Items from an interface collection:
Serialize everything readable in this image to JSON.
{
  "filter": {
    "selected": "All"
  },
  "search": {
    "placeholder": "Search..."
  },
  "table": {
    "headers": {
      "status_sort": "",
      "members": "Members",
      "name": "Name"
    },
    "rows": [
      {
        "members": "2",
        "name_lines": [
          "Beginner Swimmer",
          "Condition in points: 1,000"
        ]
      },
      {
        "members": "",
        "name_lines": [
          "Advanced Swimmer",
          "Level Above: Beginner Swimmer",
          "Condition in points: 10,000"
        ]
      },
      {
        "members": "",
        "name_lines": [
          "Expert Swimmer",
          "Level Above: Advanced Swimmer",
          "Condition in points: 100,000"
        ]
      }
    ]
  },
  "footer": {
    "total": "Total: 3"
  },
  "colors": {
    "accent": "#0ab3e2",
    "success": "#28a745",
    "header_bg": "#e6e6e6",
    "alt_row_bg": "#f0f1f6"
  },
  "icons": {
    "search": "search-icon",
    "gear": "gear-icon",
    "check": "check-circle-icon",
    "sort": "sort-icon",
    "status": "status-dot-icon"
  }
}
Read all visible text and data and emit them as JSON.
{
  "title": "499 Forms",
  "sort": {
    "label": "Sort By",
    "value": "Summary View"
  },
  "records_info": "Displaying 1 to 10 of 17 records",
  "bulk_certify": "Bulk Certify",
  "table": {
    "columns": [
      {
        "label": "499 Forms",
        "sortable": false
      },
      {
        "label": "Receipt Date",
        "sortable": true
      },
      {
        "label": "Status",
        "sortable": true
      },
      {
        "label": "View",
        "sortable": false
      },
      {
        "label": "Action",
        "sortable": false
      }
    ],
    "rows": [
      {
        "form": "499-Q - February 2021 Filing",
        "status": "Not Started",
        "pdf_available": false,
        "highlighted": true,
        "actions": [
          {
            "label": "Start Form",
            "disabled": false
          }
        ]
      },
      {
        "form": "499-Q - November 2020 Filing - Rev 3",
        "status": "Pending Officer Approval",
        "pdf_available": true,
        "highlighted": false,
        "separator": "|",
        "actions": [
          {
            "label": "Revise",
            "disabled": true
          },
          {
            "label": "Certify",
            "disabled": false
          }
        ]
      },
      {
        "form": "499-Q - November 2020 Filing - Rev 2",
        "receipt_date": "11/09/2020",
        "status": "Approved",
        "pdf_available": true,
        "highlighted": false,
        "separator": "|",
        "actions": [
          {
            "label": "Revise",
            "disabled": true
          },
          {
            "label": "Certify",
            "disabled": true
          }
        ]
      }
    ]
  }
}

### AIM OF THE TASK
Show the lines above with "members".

### EXERCISE RESPONSE
      "members": "Members",
        "members": "2",
        "members": "",
        "members": "",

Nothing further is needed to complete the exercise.